“Initially, there were five pumps that were supplying water to the storage tank in Kabarnet. Four of them have broken down over the years and the one that was replaced in 2019 also broke down two days ago, dealing a big blow to the water supply to locals,” he said.

Clients have accumulated debts

He added: “We incur huge costs pumping water using electricity to the storage tank, spending more than Sh2.5 million on electricity bills alone.”

The company, he said, is also reeling from the effects of the Covid-19 pandemic because clients have accumulated debts and workers had not been paid for three months, hampering maintenance work at the dam.

To make up for water shortages, he said, trucks will supply water to schools, health facilities and hotels until the machine is repaired or a new one purchased.
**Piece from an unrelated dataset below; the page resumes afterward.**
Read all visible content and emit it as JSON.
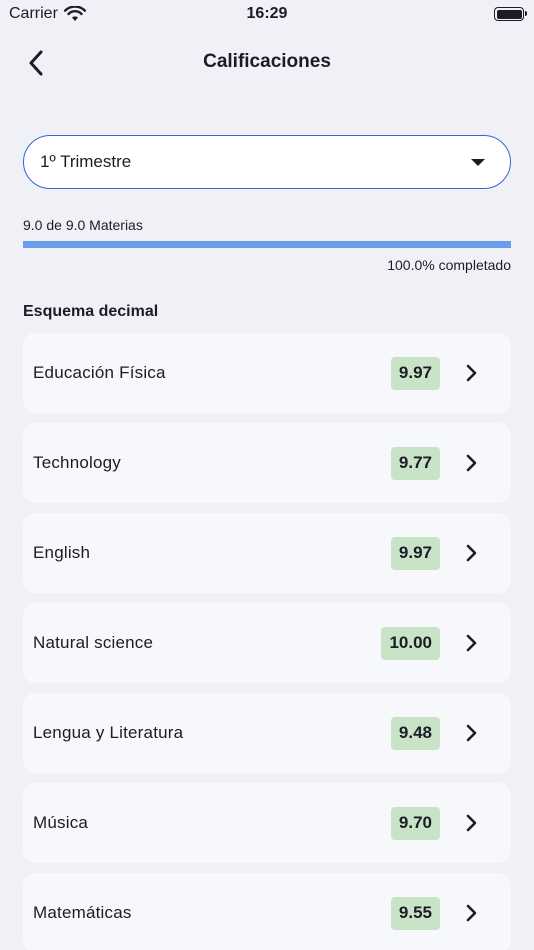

He said the stalled Sh2 billion phase two project, which involved extending water supply to Kabartonjo, Kiboino, Kapkut, Kituro, Kabasis and Kaptorokwo, was expected to ease perennial water shortages in Baringo Central and Baringo North sub-counties.

Recently, MCAs, led by Bartabwa Ward Rep Reuben Chepsongol and his Sacho counterpart John Tarus, accused the Kabarnet Water Company of inefficiency despite clients settling their water bills on time.

“The water company is grappling with managerial problems that need to be streamlined. Water leakages and payment of water bills are still big problems that need to be addressed,” Mr Chepsongol said.

The project was expected to introduce a power plant that would pump water from the water source to the destinations.

The design also included the laying of a sewerage system and waste management in Kabarnet for Sh700 million.

The cost of pumping water from the dam to the main tank in Kabarnet is expensive because it requires a lot of electricity, with the devolved unit spending more than Sh4 million every month yet it generates revenues of only Sh2 million.